The Accelerated Culinary Arts Certificate Program (ACAP) is designed for graduates of baccalaureate programs in hospitality management, food science, nutrition, and other closely related fields who want to understand the inner workings of a professional kitchen, gain skills that will enhance their degree, and provide expanded career opportunities. These skills are developed through hands-on exercises designed to teach culinary techniques and enhance an understanding of flavors and the dynamic interaction of ingredients.
Graduates of the Accelerated Culinary Arts Certificate Program will have the skills and knowledge for such positions as cook, research assistant, restaurant assistant manager, and other entry-level positions.
To qualify for the certificate, students must successfully complete the entire course of study: two on-campus semesters of about 15 weeks each. The program consists of 30 credits of lecture and hands-on participation in a culinary laboratory. The ACAP is approximately 30 weeks in length, and depending on the calendar, students may have an occasional weekday off during the program.
Once students have successfully completed the required 30 credit hours while maintaining at least a 2.0 grade point average and no more than five absences, they will be awarded the "Accelerated Culinary Arts Program" certificate upon graduation.
Program Learning Outcomes
- Students will demonstrate skill in culinary methods and techniques, including culinary knowledge, and organization (mise en place*).
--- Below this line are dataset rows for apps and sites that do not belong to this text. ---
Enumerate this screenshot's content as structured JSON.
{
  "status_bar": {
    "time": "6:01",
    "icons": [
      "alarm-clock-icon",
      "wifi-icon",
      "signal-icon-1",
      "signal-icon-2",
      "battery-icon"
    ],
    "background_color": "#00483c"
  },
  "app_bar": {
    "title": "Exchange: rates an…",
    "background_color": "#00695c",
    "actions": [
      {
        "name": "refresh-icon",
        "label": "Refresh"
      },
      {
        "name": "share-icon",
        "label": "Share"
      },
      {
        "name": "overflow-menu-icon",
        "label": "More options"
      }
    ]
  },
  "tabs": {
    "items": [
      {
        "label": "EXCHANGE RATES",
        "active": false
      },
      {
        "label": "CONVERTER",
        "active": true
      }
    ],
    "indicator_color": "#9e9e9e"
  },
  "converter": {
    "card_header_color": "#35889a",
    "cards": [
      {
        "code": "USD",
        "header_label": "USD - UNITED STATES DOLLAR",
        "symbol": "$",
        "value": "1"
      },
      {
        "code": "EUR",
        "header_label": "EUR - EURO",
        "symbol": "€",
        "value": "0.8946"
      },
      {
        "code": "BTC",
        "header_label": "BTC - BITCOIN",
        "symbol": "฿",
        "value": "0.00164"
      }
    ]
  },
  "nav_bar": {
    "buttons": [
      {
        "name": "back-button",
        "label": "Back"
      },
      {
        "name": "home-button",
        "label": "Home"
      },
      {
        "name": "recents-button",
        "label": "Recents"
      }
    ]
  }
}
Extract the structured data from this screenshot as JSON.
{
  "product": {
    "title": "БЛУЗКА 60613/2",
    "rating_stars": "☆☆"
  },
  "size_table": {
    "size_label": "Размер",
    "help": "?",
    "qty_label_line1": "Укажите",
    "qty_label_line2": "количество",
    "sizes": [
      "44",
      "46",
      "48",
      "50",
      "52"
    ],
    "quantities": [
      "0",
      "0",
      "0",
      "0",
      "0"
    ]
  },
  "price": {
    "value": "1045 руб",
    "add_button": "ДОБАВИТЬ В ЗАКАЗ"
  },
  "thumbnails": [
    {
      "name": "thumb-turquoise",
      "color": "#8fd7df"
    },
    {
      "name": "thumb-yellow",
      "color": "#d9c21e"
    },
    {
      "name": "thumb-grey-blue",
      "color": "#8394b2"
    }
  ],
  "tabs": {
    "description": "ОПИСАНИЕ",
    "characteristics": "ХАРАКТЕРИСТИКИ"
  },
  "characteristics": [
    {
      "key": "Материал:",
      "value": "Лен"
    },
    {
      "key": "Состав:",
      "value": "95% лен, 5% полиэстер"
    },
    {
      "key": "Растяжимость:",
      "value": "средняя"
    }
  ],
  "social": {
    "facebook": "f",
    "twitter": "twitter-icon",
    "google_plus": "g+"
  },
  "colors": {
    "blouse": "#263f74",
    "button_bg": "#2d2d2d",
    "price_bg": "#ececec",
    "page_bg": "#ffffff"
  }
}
- Students will be able to understand global differences between cuisines and the Culinary Arts.
- Students will be able to explain issues in contemporary Culinary Arts.
*Definition: Mise en Place a culinary process in which ingredients are prepared and organized (as in a restaurant kitchen) before cooking. At the CIA this refers not only to equipment and ingredients but also to a state of mental preparedness and a way of life.
Instructional Program and Schedule
While enrolled in the CIA's courses, students will be assigned to small instructional groups. These groups, normally up to 20 students, are scheduled for all practical or laboratory courses, which integrate culinary theory and practice.
Within each group, students will actively participate in learning assignments related to the cleaning and sanitizing of laboratory areas and equipment. Personal hygiene and proper food handling procedures are emphasized to minimize potential food contamination. Strict sanitation and safety regulations are practiced and enforced. This reflects the college's concern that such practices be an integral part of all foodservice and hospitality operations, for the health and safety of personnel and guests alike.
The college's academic schedule ensures that students will progress from basic to intermediate to advanced subject matter in the proper sequence. The CIA reserves the right to modify course sequence, content, and offerings.
Offered once per year, beginning in September.